(What is required):
Omit every picture while you reproduce the entries that follow word for word.

Supplied material Start Marker

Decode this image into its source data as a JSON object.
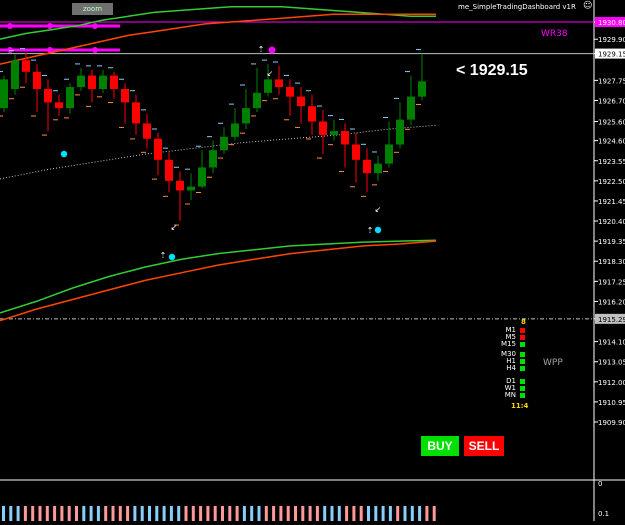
{
  "indicator_title": "me_SimpleTradingDashboard v1R",
  "indicator_button": "zoom",
  "current_price_label": "< 1929.15",
  "wr_label": "WR38",
  "wpp_label": "WPP",
  "buy_label": "BUY",
  "sell_label": "SELL",
  "price_axis": {
    "labels": [
      "1930.80",
      "1929.90",
      "1929.15",
      "1927.75",
      "1926.70",
      "1925.60",
      "1924.60",
      "1923.55",
      "1922.50",
      "1921.45",
      "1920.40",
      "1919.35",
      "1918.30",
      "1917.25",
      "1916.20",
      "1915.29",
      "1914.10",
      "1913.05",
      "1912.00",
      "1910.95",
      "1909.90"
    ]
  },
  "wr_price": "1930.80",
  "current_price": "1929.15",
  "wpp_price": "1915.29",
  "sub_axis": {
    "top": "0",
    "bottom": "0.1"
  },
  "dashboard": {
    "header": "8",
    "rows": [
      {
        "tf": "M1",
        "color": "#ff0000"
      },
      {
        "tf": "M5",
        "color": "#ff0000"
      },
      {
        "tf": "M15",
        "color": "#00e000"
      },
      {
        "tf": "M30",
        "color": "#00e000"
      },
      {
        "tf": "H1",
        "color": "#00e000"
      },
      {
        "tf": "H4",
        "color": "#00e000"
      },
      {
        "tf": "D1",
        "color": "#00e000"
      },
      {
        "tf": "W1",
        "color": "#00e000"
      },
      {
        "tf": "MN",
        "color": "#00e000"
      }
    ],
    "timer": "11:4"
  },
  "colors": {
    "bull": "#008000",
    "bear": "#ff0000",
    "ma_fast": "#32cd32",
    "ma_slow": "#ff4500",
    "magenta": "#ff00ff",
    "dot": "#00e0ff",
    "wick_bull": "#87cefa",
    "wick_bear": "#ff8c40",
    "sub_bull": "#87cefa",
    "sub_bear": "#ff9999"
  },
  "chart_data": {
    "type": "candlestick",
    "candles": [
      {
        "o": 1926.3,
        "c": 1927.8,
        "h": 1928.0,
        "l": 1926.1
      },
      {
        "o": 1927.3,
        "c": 1928.8,
        "h": 1929.1,
        "l": 1927.0
      },
      {
        "o": 1928.8,
        "c": 1928.2,
        "h": 1929.2,
        "l": 1927.6
      },
      {
        "o": 1928.2,
        "c": 1927.3,
        "h": 1928.6,
        "l": 1926.1
      },
      {
        "o": 1927.3,
        "c": 1926.6,
        "h": 1927.8,
        "l": 1925.1
      },
      {
        "o": 1926.6,
        "c": 1926.3,
        "h": 1927.0,
        "l": 1925.9
      },
      {
        "o": 1926.3,
        "c": 1927.4,
        "h": 1927.6,
        "l": 1926.0
      },
      {
        "o": 1927.4,
        "c": 1928.0,
        "h": 1928.4,
        "l": 1927.2
      },
      {
        "o": 1928.0,
        "c": 1927.3,
        "h": 1928.3,
        "l": 1926.6
      },
      {
        "o": 1927.3,
        "c": 1928.0,
        "h": 1928.3,
        "l": 1927.1
      },
      {
        "o": 1928.0,
        "c": 1927.3,
        "h": 1928.2,
        "l": 1926.8
      },
      {
        "o": 1927.3,
        "c": 1926.6,
        "h": 1927.6,
        "l": 1925.5
      },
      {
        "o": 1926.6,
        "c": 1925.5,
        "h": 1927.0,
        "l": 1924.9
      },
      {
        "o": 1925.5,
        "c": 1924.7,
        "h": 1926.0,
        "l": 1924.2
      },
      {
        "o": 1924.7,
        "c": 1923.6,
        "h": 1925.0,
        "l": 1922.8
      },
      {
        "o": 1923.6,
        "c": 1922.5,
        "h": 1924.0,
        "l": 1921.9
      },
      {
        "o": 1922.5,
        "c": 1922.0,
        "h": 1923.0,
        "l": 1920.4
      },
      {
        "o": 1922.0,
        "c": 1922.2,
        "h": 1922.9,
        "l": 1921.5
      },
      {
        "o": 1922.2,
        "c": 1923.2,
        "h": 1924.1,
        "l": 1922.1
      },
      {
        "o": 1923.2,
        "c": 1924.1,
        "h": 1924.6,
        "l": 1922.9
      },
      {
        "o": 1924.1,
        "c": 1924.8,
        "h": 1925.3,
        "l": 1923.9
      },
      {
        "o": 1924.8,
        "c": 1925.5,
        "h": 1926.3,
        "l": 1924.6
      },
      {
        "o": 1925.5,
        "c": 1926.3,
        "h": 1927.3,
        "l": 1925.2
      },
      {
        "o": 1926.3,
        "c": 1927.1,
        "h": 1928.4,
        "l": 1926.1
      },
      {
        "o": 1927.1,
        "c": 1927.8,
        "h": 1928.6,
        "l": 1926.9
      },
      {
        "o": 1927.8,
        "c": 1927.4,
        "h": 1928.5,
        "l": 1927.0
      },
      {
        "o": 1927.4,
        "c": 1926.9,
        "h": 1927.8,
        "l": 1925.9
      },
      {
        "o": 1926.9,
        "c": 1926.4,
        "h": 1927.4,
        "l": 1925.5
      },
      {
        "o": 1926.4,
        "c": 1925.6,
        "h": 1927.0,
        "l": 1924.9
      },
      {
        "o": 1925.6,
        "c": 1924.9,
        "h": 1926.2,
        "l": 1923.9
      },
      {
        "o": 1924.9,
        "c": 1925.1,
        "h": 1925.7,
        "l": 1924.6
      },
      {
        "o": 1925.1,
        "c": 1924.4,
        "h": 1925.5,
        "l": 1923.2
      },
      {
        "o": 1924.4,
        "c": 1923.6,
        "h": 1925.0,
        "l": 1922.4
      },
      {
        "o": 1923.6,
        "c": 1922.9,
        "h": 1924.2,
        "l": 1921.9
      },
      {
        "o": 1922.9,
        "c": 1923.4,
        "h": 1923.8,
        "l": 1922.5
      },
      {
        "o": 1923.4,
        "c": 1924.4,
        "h": 1925.6,
        "l": 1923.2
      },
      {
        "o": 1924.4,
        "c": 1925.7,
        "h": 1926.6,
        "l": 1924.2
      },
      {
        "o": 1925.7,
        "c": 1926.9,
        "h": 1928.0,
        "l": 1925.4
      },
      {
        "o": 1926.9,
        "c": 1927.7,
        "h": 1929.15,
        "l": 1926.7
      }
    ],
    "ma_fast_upper": [
      1929.9,
      1930.2,
      1930.4,
      1930.6,
      1930.9,
      1931.1,
      1931.3,
      1931.4,
      1931.5,
      1931.6,
      1931.6,
      1931.6,
      1931.5,
      1931.4,
      1931.3,
      1931.2,
      1931.1,
      1931.1
    ],
    "ma_slow_upper": [
      1928.6,
      1928.9,
      1929.2,
      1929.5,
      1929.8,
      1930.1,
      1930.3,
      1930.5,
      1930.7,
      1930.8,
      1930.9,
      1931.0,
      1931.1,
      1931.2,
      1931.2,
      1931.2,
      1931.2,
      1931.2
    ],
    "ma_fast_lower": [
      1915.6,
      1916.2,
      1916.9,
      1917.5,
      1918.0,
      1918.4,
      1918.7,
      1918.9,
      1919.1,
      1919.2,
      1919.3,
      1919.35,
      1919.4
    ],
    "ma_slow_lower": [
      1915.2,
      1915.8,
      1916.3,
      1916.8,
      1917.3,
      1917.7,
      1918.1,
      1918.4,
      1918.7,
      1918.9,
      1919.1,
      1919.2,
      1919.35
    ],
    "ma_dotted": [
      1922.6,
      1923.1,
      1923.5,
      1923.9,
      1924.2,
      1924.5,
      1924.7,
      1924.9,
      1925.2,
      1925.4
    ]
  }
}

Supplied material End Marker

(Answer box):
Decode this image into its source data as a JSON object.
{
  "indicator_title": "me_SimpleTradingDashboard v1R",
  "indicator_button": "zoom",
  "current_price_label": "< 1929.15",
  "wr_label": "WR38",
  "wpp_label": "WPP",
  "buy_label": "BUY",
  "sell_label": "SELL",
  "price_axis": {
    "labels": [
      "1930.80",
      "1929.90",
      "1929.15",
      "1927.75",
      "1926.70",
      "1925.60",
      "1924.60",
      "1923.55",
      "1922.50",
      "1921.45",
      "1920.40",
      "1919.35",
      "1918.30",
      "1917.25",
      "1916.20",
      "1915.29",
      "1914.10",
      "1913.05",
      "1912.00",
      "1910.95",
      "1909.90"
    ]
  },
  "wr_price": "1930.80",
  "current_price": "1929.15",
  "wpp_price": "1915.29",
  "sub_axis": {
    "top": "0",
    "bottom": "0.1"
  },
  "dashboard": {
    "header": "8",
    "rows": [
      {
        "tf": "M1",
        "color": "#ff0000"
      },
      {
        "tf": "M5",
        "color": "#ff0000"
      },
      {
        "tf": "M15",
        "color": "#00e000"
      },
      {
        "tf": "M30",
        "color": "#00e000"
      },
      {
        "tf": "H1",
        "color": "#00e000"
      },
      {
        "tf": "H4",
        "color": "#00e000"
      },
      {
        "tf": "D1",
        "color": "#00e000"
      },
      {
        "tf": "W1",
        "color": "#00e000"
      },
      {
        "tf": "MN",
        "color": "#00e000"
      }
    ],
    "timer": "11:4"
  },
  "colors": {
    "bull": "#008000",
    "bear": "#ff0000",
    "ma_fast": "#32cd32",
    "ma_slow": "#ff4500",
    "magenta": "#ff00ff",
    "dot": "#00e0ff",
    "wick_bull": "#87cefa",
    "wick_bear": "#ff8c40",
    "sub_bull": "#87cefa",
    "sub_bear": "#ff9999"
  },
  "chart_data": {
    "type": "candlestick",
    "candles": [
      {
        "o": 1926.3,
        "c": 1927.8,
        "h": 1928.0,
        "l": 1926.1
      },
      {
        "o": 1927.3,
        "c": 1928.8,
        "h": 1929.1,
        "l": 1927.0
      },
      {
        "o": 1928.8,
        "c": 1928.2,
        "h": 1929.2,
        "l": 1927.6
      },
      {
        "o": 1928.2,
        "c": 1927.3,
        "h": 1928.6,
        "l": 1926.1
      },
      {
        "o": 1927.3,
        "c": 1926.6,
        "h": 1927.8,
        "l": 1925.1
      },
      {
        "o": 1926.6,
        "c": 1926.3,
        "h": 1927.0,
        "l": 1925.9
      },
      {
        "o": 1926.3,
        "c": 1927.4,
        "h": 1927.6,
        "l": 1926.0
      },
      {
        "o": 1927.4,
        "c": 1928.0,
        "h": 1928.4,
        "l": 1927.2
      },
      {
        "o": 1928.0,
        "c": 1927.3,
        "h": 1928.3,
        "l": 1926.6
      },
      {
        "o": 1927.3,
        "c": 1928.0,
        "h": 1928.3,
        "l": 1927.1
      },
      {
        "o": 1928.0,
        "c": 1927.3,
        "h": 1928.2,
        "l": 1926.8
      },
      {
        "o": 1927.3,
        "c": 1926.6,
        "h": 1927.6,
        "l": 1925.5
      },
      {
        "o": 1926.6,
        "c": 1925.5,
        "h": 1927.0,
        "l": 1924.9
      },
      {
        "o": 1925.5,
        "c": 1924.7,
        "h": 1926.0,
        "l": 1924.2
      },
      {
        "o": 1924.7,
        "c": 1923.6,
        "h": 1925.0,
        "l": 1922.8
      },
      {
        "o": 1923.6,
        "c": 1922.5,
        "h": 1924.0,
        "l": 1921.9
      },
      {
        "o": 1922.5,
        "c": 1922.0,
        "h": 1923.0,
        "l": 1920.4
      },
      {
        "o": 1922.0,
        "c": 1922.2,
        "h": 1922.9,
        "l": 1921.5
      },
      {
        "o": 1922.2,
        "c": 1923.2,
        "h": 1924.1,
        "l": 1922.1
      },
      {
        "o": 1923.2,
        "c": 1924.1,
        "h": 1924.6,
        "l": 1922.9
      },
      {
        "o": 1924.1,
        "c": 1924.8,
        "h": 1925.3,
        "l": 1923.9
      },
      {
        "o": 1924.8,
        "c": 1925.5,
        "h": 1926.3,
        "l": 1924.6
      },
      {
        "o": 1925.5,
        "c": 1926.3,
        "h": 1927.3,
        "l": 1925.2
      },
      {
        "o": 1926.3,
        "c": 1927.1,
        "h": 1928.4,
        "l": 1926.1
      },
      {
        "o": 1927.1,
        "c": 1927.8,
        "h": 1928.6,
        "l": 1926.9
      },
      {
        "o": 1927.8,
        "c": 1927.4,
        "h": 1928.5,
        "l": 1927.0
      },
      {
        "o": 1927.4,
        "c": 1926.9,
        "h": 1927.8,
        "l": 1925.9
      },
      {
        "o": 1926.9,
        "c": 1926.4,
        "h": 1927.4,
        "l": 1925.5
      },
      {
        "o": 1926.4,
        "c": 1925.6,
        "h": 1927.0,
        "l": 1924.9
      },
      {
        "o": 1925.6,
        "c": 1924.9,
        "h": 1926.2,
        "l": 1923.9
      },
      {
        "o": 1924.9,
        "c": 1925.1,
        "h": 1925.7,
        "l": 1924.6
      },
      {
        "o": 1925.1,
        "c": 1924.4,
        "h": 1925.5,
        "l": 1923.2
      },
      {
        "o": 1924.4,
        "c": 1923.6,
        "h": 1925.0,
        "l": 1922.4
      },
      {
        "o": 1923.6,
        "c": 1922.9,
        "h": 1924.2,
        "l": 1921.9
      },
      {
        "o": 1922.9,
        "c": 1923.4,
        "h": 1923.8,
        "l": 1922.5
      },
      {
        "o": 1923.4,
        "c": 1924.4,
        "h": 1925.6,
        "l": 1923.2
      },
      {
        "o": 1924.4,
        "c": 1925.7,
        "h": 1926.6,
        "l": 1924.2
      },
      {
        "o": 1925.7,
        "c": 1926.9,
        "h": 1928.0,
        "l": 1925.4
      },
      {
        "o": 1926.9,
        "c": 1927.7,
        "h": 1929.15,
        "l": 1926.7
      }
    ],
    "ma_fast_upper": [
      1929.9,
      1930.2,
      1930.4,
      1930.6,
      1930.9,
      1931.1,
      1931.3,
      1931.4,
      1931.5,
      1931.6,
      1931.6,
      1931.6,
      1931.5,
      1931.4,
      1931.3,
      1931.2,
      1931.1,
      1931.1
    ],
    "ma_slow_upper": [
      1928.6,
      1928.9,
      1929.2,
      1929.5,
      1929.8,
      1930.1,
      1930.3,
      1930.5,
      1930.7,
      1930.8,
      1930.9,
      1931.0,
      1931.1,
      1931.2,
      1931.2,
      1931.2,
      1931.2,
      1931.2
    ],
    "ma_fast_lower": [
      1915.6,
      1916.2,
      1916.9,
      1917.5,
      1918.0,
      1918.4,
      1918.7,
      1918.9,
      1919.1,
      1919.2,
      1919.3,
      1919.35,
      1919.4
    ],
    "ma_slow_lower": [
      1915.2,
      1915.8,
      1916.3,
      1916.8,
      1917.3,
      1917.7,
      1918.1,
      1918.4,
      1918.7,
      1918.9,
      1919.1,
      1919.2,
      1919.35
    ],
    "ma_dotted": [
      1922.6,
      1923.1,
      1923.5,
      1923.9,
      1924.2,
      1924.5,
      1924.7,
      1924.9,
      1925.2,
      1925.4
    ]
  }
}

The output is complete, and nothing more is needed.